The ecosystem is a network of institutions and individuals within a defined geographical area representing the different elements of entrepreneurship, shaped by its underlying socio-cultural conditions, with resources that reflect its level of economic development.

Historically, Pakistan’s ecosystem development has emphasised capacity building and training, including business plan competitions, incubators and mentorship. And although the State Bank has led successful financial inclusion initiatives, sustainable entrepreneurial-led growth needs to be built on broader macro-level foundations with an initial focus on four areas:

MSP collaboration is a critical obligation of our business leaders.

• Entrepreneurship education develops personal skills that are equally beneficial to employers, and promotes the cultural acceptance of entrepreneurship as an alternate and viable career choice.

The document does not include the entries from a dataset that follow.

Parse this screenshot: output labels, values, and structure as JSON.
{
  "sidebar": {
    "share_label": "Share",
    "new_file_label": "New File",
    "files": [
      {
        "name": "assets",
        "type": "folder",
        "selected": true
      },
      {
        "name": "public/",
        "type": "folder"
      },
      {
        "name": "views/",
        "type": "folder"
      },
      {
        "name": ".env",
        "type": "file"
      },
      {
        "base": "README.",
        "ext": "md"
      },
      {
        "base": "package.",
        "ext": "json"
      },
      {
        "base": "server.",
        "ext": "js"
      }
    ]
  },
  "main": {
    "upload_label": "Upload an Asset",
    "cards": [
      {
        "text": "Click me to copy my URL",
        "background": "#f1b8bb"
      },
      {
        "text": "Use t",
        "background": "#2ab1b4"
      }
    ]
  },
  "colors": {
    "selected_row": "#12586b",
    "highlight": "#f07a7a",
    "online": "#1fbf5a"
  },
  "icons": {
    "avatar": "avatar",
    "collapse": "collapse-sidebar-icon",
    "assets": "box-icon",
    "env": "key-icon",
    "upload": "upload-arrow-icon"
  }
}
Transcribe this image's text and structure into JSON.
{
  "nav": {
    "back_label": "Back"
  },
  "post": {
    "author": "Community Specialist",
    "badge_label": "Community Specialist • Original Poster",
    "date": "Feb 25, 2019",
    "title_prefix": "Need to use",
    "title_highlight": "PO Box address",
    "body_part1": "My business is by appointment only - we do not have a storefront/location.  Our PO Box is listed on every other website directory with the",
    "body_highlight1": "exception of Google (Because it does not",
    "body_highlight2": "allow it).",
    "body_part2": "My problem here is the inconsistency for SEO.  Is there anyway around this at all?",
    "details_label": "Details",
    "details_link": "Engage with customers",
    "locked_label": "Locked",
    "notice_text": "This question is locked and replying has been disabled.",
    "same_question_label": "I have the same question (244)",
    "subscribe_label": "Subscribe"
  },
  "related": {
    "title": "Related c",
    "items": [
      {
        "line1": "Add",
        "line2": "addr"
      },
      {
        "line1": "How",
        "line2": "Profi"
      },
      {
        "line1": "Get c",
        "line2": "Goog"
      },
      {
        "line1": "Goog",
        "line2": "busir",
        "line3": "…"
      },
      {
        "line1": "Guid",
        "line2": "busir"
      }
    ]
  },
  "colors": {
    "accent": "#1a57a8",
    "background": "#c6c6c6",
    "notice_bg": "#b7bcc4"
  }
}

It has three essential features: start at primary school, create a curriculum to identify skills and competencies for each education level, and develop a trained and certified teaching faculty. In the World Economic Forum’s (WEF) Global Compet­itiveness Index 2015-16, Pakistan ranks 112/140 in quality of education.

• Expanding women’s economic participation to harness the talents and contributions of the under-represented half of the population, and to address gender disparities for women’s economic empowerment, which also corresponds to Goal 5 of the UN’s SDGs. Pakistani women’s population to labour force participation ratio is 23pc (males 86pc) and only 4.8pc of women have accounts at financial institutions (South Asia average 37pc). Pakistan is ranked 141/142 in the WEF Global Gender Gap Report which measures gender equality. Across nine years of annual data from 2006 to 2014, Pakistan’s rank has always been among the bottom three.

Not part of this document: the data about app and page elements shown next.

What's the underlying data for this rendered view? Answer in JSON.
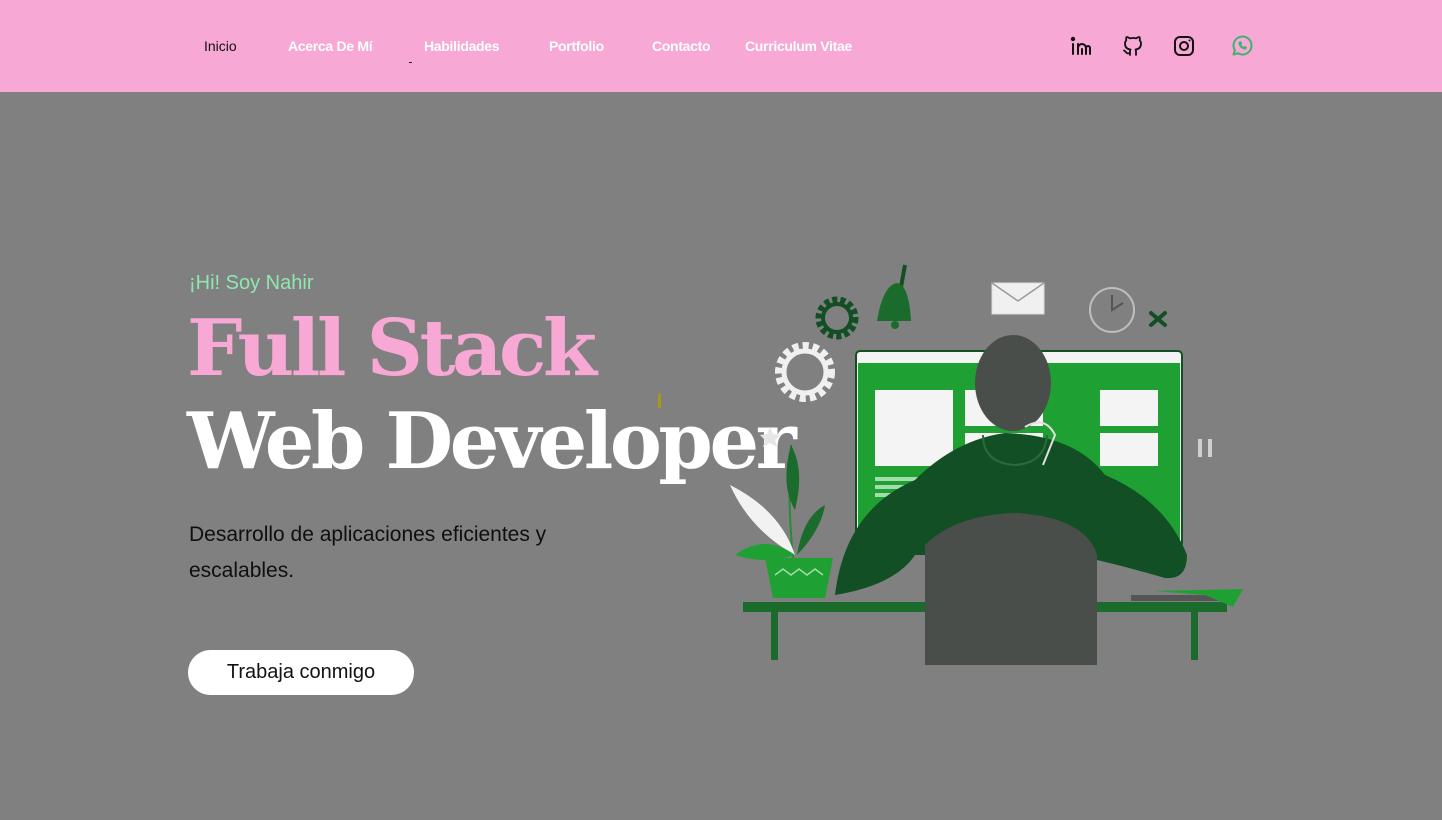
{
  "nav": {
    "links": [
      "Inicio",
      "Acerca De Mí",
      "Habilidades",
      "Portfolio",
      "Contacto",
      "Curriculum Vitae"
    ],
    "active_index": 0
  },
  "social": [
    {
      "name": "linkedin",
      "icon": "linkedin-icon",
      "color": "#111111"
    },
    {
      "name": "github",
      "icon": "github-icon",
      "color": "#111111"
    },
    {
      "name": "instagram",
      "icon": "instagram-icon",
      "color": "#111111"
    },
    {
      "name": "whatsapp",
      "icon": "whatsapp-icon",
      "color": "#3cb371"
    }
  ],
  "hero": {
    "greeting": "¡Hi! Soy Nahir",
    "title_line1": "Full Stack",
    "title_line2": "Web Developer",
    "description": "Desarrollo de aplicaciones eficientes y escalables.",
    "cta_label": "Trabaja conmigo"
  },
  "illustration": {
    "icon": "developer-at-desk-illustration"
  },
  "colors": {
    "navbar_bg": "#f8a8d4",
    "page_bg": "#808080",
    "accent_pink": "#f8a8d4",
    "accent_green": "#8fe7b0",
    "illustration_green": "#1fa032",
    "illustration_dark_green": "#124f24"
  }
}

• Regulatory reform to catalyse private-sector growth with better business regulations and to improve regulatory processes. Since 2003, the World Bank’s annual Doing Business (DB) reports have become the primary reference and benchmarking tool in 10 areas of business regulation. An analysis of 11 years of DB data has shown that economies implementing regulatory reforms or performing well on DB indicators generate multiple social and economic outcomes including attracting FDI, creating new firms and new jobs and improvements in rule of law. Although Pakistan’s DB rankings have been consistently poor, they have deteriorated from 110/189 in 2014 to 138/189 in 2016.

• Funding and finance for different stages of the business cycle, including seed capital and growth equity, and expanding financial inclusion. In a 2013 survey, Pakistani entrepreneurs rated funding and finance as the least available component of the entrepreneurial ecosystem. With only 13pc of the adult population having an account at a financial institution in 2014 (deve­loping economies ave­­­­rage 50pc), these statistics show a low level of financial inclusion and exp­lains the lack of a credit history that blocks financing for Pakistani entrepreneurs.

Policy instability has been a significant factor in Pakistan’s inability to develop and implement sustainable growth strategies. Now, however, SDG 17 provides mitigation for past failures by supporting “inclusive partnerships” for “a sustainable development agenda”, and establishes two critical features for implementing the ecosystem development strategy: 1) an industry-neutral institutional platform to drive the agenda and backed by the private sector; 2) multi-stakeholder partnerships (MSPs) of public- and private-sector businesses, academia and the different component organisations of civil society, collaborating to exchange ideas, developing recommendations, and engaging with government agencies for advocacy.

Increasingly, businesses worldwide are integrating MSP collaboration with their corporate citizenship roles because it promotes public participation and transparency in development initiatives. It is a critical obligation for Pakistan’s business leaders to do the same.

The writer is president of the National Entrepreneurship Working Group (NEW-G)

Published in Dawn September 1st, 2016